# What needs to be done:
Gather, from the listing beneath this task, every line holding the string "true".
- Opening Delimiter -
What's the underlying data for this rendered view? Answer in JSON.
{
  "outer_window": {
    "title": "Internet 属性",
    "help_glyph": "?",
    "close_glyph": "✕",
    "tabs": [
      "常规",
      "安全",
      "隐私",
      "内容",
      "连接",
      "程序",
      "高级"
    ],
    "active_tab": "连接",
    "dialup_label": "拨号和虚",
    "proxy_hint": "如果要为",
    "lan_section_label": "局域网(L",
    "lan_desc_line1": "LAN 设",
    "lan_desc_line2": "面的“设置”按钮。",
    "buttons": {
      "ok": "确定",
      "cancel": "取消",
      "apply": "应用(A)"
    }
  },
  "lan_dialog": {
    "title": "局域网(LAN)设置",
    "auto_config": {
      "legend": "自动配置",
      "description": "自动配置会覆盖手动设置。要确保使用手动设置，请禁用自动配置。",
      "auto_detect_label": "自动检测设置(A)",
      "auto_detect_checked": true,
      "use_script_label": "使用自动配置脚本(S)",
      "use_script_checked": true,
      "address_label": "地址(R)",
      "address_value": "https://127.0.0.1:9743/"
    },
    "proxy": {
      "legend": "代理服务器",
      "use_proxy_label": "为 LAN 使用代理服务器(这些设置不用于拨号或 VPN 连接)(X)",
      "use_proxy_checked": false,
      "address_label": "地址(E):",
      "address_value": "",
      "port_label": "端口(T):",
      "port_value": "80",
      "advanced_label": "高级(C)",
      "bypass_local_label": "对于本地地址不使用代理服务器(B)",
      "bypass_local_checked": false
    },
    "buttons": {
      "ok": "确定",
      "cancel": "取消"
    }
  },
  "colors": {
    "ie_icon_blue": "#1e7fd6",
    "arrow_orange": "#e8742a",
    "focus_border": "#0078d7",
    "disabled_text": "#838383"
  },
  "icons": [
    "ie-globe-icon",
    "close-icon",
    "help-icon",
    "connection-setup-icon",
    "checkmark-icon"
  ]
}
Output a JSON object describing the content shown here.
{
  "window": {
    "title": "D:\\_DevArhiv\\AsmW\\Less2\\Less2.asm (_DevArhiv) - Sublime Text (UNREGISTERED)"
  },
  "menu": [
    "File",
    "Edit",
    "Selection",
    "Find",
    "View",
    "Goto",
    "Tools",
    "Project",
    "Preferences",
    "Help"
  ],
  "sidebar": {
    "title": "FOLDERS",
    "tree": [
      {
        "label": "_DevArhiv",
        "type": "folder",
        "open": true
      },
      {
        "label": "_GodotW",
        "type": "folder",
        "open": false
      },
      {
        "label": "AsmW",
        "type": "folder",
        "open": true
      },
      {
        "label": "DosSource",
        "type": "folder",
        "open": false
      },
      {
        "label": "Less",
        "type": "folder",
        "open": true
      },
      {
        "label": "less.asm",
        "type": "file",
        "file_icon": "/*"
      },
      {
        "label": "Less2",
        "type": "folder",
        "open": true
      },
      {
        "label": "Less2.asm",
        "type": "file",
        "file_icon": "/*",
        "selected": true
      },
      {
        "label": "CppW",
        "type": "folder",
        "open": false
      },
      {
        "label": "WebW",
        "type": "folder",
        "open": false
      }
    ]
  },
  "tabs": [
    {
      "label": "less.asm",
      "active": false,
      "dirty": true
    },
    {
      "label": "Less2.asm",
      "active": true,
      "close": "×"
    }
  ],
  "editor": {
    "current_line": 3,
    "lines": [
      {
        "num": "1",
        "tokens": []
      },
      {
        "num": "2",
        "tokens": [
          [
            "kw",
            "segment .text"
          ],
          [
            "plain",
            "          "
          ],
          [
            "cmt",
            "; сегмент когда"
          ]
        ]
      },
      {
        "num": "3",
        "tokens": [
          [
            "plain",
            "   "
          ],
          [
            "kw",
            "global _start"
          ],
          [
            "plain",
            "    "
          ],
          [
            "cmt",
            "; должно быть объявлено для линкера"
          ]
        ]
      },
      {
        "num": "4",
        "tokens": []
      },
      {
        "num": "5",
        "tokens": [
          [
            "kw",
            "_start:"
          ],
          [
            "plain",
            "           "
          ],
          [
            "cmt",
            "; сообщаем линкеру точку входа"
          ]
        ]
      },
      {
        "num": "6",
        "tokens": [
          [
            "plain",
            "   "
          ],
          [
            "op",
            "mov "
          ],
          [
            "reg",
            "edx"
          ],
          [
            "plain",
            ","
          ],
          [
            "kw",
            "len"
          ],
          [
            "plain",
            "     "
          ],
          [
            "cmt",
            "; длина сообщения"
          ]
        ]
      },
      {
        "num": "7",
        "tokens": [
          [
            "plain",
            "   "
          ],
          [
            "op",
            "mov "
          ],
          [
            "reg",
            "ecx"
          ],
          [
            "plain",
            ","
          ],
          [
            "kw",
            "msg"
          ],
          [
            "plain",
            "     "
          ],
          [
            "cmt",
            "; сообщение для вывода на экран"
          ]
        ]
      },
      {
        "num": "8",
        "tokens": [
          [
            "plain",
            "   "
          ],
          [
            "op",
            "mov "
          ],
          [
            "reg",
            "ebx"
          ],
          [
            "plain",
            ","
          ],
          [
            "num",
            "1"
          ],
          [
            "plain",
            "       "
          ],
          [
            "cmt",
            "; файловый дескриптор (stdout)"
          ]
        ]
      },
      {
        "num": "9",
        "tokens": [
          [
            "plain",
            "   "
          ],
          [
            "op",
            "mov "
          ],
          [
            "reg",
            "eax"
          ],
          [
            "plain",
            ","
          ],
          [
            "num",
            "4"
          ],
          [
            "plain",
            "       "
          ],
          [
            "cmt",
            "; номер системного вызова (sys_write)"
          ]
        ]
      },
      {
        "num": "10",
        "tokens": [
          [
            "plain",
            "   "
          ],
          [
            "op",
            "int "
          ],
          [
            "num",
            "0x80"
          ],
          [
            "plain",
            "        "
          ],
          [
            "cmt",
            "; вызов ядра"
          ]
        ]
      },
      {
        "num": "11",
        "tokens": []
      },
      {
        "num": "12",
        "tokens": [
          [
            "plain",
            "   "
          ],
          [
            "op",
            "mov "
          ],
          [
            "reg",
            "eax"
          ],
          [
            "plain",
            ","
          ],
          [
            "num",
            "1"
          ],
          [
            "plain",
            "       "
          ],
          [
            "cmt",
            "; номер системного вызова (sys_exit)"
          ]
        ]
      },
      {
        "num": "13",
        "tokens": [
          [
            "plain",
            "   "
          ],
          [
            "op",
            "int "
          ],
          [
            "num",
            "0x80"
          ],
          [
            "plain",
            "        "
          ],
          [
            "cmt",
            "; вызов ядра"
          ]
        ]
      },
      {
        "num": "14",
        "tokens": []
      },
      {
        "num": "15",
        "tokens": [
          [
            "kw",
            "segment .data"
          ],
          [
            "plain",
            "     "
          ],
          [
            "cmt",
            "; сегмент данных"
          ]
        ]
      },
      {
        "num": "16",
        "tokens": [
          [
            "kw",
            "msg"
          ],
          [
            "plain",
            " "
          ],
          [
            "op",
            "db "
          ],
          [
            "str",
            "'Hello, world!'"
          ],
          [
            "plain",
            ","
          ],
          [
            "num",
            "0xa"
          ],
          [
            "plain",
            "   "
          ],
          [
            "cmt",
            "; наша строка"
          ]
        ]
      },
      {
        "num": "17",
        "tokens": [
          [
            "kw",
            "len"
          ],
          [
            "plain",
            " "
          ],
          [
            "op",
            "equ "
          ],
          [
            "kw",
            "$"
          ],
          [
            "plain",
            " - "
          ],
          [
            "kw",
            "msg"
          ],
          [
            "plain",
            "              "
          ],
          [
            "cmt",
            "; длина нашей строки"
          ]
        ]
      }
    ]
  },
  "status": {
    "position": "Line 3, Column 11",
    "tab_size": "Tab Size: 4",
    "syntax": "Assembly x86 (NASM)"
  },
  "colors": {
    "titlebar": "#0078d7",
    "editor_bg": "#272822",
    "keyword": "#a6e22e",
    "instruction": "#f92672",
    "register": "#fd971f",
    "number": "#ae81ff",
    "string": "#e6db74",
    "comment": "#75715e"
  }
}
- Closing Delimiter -
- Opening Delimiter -
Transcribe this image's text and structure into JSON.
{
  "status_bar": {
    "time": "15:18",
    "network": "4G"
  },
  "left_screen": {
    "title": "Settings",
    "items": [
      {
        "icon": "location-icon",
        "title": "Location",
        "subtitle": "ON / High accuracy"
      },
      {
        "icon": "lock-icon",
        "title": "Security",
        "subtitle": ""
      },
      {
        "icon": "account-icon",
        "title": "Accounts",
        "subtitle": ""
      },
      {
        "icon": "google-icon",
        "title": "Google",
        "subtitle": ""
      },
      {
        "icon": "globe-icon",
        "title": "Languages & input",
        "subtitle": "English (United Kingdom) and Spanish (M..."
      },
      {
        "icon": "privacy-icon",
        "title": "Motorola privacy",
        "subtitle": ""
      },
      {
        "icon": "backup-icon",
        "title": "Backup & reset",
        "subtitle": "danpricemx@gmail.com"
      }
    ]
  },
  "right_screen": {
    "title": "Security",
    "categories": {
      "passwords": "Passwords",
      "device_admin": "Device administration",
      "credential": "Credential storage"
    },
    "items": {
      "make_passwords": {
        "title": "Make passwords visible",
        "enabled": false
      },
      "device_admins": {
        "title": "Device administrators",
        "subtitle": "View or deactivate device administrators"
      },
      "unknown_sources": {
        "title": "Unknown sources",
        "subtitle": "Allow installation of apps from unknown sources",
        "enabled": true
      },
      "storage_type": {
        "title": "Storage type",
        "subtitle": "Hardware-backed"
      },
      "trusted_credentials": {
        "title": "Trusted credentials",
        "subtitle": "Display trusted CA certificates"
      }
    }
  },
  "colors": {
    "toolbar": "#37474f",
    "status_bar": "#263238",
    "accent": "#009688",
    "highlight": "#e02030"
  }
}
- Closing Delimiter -
# The completed task:
      "auto_detect_checked": true,
      "use_script_checked": true,
        "open": true
        "open": true
        "open": true
        "open": true
        "selected": true
      "dirty": true
      "active": true,
        "enabled": true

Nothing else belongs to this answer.